in the library of the Vatican, (over no, in the town of Bobbio, on the which, by your sovereign goodness, Trebia, perhaps in others, [but the
I preside), I have been encouraged jater instances lave all been found by great success. in the MSS. of that one monastery), found some of the first-rate Latin
« In iwo MSS. I have recently They seem to have effaced, rather classics. In the first of these MSS. than to have erased, the original I have discovered the lost books of writing; and when that writing was but faintly visible, and did not in- Cicero de Republica, written in terfere with their purpose, they in- magnificent uncial leiters of the terlined the spaces with their new
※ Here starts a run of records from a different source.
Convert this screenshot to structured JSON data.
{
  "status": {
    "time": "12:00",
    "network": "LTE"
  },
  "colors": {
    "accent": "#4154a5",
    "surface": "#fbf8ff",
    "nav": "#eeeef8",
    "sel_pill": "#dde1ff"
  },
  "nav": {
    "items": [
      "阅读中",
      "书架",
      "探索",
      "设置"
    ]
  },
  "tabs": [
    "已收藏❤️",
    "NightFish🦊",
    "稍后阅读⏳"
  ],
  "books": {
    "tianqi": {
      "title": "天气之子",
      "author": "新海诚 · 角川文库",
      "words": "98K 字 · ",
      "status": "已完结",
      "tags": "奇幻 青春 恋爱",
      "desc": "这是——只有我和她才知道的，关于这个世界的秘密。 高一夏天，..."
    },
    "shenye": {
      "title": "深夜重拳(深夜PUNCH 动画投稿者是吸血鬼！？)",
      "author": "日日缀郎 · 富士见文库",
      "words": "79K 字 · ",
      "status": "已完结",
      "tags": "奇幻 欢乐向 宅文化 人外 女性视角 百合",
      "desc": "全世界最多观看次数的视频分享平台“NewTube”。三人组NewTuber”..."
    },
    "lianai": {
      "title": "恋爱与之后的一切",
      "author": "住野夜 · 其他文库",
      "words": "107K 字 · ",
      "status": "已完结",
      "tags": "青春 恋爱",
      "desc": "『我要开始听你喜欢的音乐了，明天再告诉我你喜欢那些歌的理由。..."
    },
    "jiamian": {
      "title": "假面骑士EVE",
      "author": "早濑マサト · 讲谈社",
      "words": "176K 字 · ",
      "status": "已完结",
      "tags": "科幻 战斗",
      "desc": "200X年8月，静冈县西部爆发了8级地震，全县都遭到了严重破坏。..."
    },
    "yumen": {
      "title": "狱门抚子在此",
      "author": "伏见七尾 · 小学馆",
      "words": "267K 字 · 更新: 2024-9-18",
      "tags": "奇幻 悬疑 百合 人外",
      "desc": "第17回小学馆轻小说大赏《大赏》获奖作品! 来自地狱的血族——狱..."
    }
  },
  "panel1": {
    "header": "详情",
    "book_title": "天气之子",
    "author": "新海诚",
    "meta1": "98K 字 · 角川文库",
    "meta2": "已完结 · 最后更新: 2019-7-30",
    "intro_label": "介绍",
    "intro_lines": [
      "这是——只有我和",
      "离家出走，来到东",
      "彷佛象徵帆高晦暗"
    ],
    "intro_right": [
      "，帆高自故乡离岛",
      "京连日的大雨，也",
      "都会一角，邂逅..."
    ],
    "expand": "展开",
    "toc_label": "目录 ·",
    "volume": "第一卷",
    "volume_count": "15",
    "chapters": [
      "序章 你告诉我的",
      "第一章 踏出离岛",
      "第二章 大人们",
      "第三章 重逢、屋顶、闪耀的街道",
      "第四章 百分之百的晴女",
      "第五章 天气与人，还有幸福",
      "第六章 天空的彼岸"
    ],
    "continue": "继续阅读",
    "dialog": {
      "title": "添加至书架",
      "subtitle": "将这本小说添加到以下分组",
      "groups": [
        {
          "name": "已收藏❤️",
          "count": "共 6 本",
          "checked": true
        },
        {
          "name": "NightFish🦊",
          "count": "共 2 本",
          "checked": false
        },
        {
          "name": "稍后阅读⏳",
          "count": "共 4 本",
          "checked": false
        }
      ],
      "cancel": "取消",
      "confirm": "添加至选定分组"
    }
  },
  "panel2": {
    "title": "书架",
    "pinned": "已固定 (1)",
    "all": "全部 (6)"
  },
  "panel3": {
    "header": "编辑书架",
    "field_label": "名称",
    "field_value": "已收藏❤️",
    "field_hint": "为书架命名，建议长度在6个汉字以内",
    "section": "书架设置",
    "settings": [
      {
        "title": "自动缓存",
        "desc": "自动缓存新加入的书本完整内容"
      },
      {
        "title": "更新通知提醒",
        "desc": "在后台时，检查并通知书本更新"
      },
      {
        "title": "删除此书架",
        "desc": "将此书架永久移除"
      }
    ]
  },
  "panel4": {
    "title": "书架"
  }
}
best age, in 300 pages, each of two compositions. Angelo Mai
, the The titles of this poble work, and
columns, and all happily legible, keeper of the Ambrosian Library, of the several books, appear in the at Milan, recovered, under these circumstances, in that collection, margin; and the name of Cicero, as many of the Mss, which he has the author, is perfectly legible. since published: and his success (Other productions, of a later age induced the pope to invite him to
are written on this parchment, be. Rome, where be now calls himself tween the lines of the Ciceronian prelato domestico to his holiness, MS, which, for the sake of keeping prelato domestico to bis holiness, the writing of its new possessors and primo custode of the Vatican Library. The first and hitherto
more distinct from the remains of greatest fruits of his appointment the old, was inverted ; and which have been, nearly in their entirety,
was also, for the convenience of tbe the books of the lost work of Cicero nal parchment being larger than
same parties, curtailed; the origide Republica, in a MS. of 300
was required for the new work, perhaps, the richest literary disco and being, therefore, cut off, and very of the last two centuries. One applied to some other purpose.) MS. had been known to exist in mains ; that is, as much as can be
Nevertheless, a great part reEngland, but was destroyed by fire at Canterbury. No portion of this contained in this one great MS. had
" A great addition to politics, to session of the world, except a few morals, to jurisprudence, to hisfragments preserved as quotations tory, 10 antiquity, and to the stores in Saint Augustine, Lactantius, and of pure Latinity, may be expected, a few others; and the aggregate of from the publication of this imporall obese scattered portions did not Cicero, which I shall inmediately
tant and higbly finished work of amount to more than eight pages in Ernesti's edition. I avnex a trans- put in the press, and which will be lation of the letter of Angelo Mai
in a state wortby to appear before
your holiness, sovereign and proT. Y. S. tector of the Roman slates,
to the pope.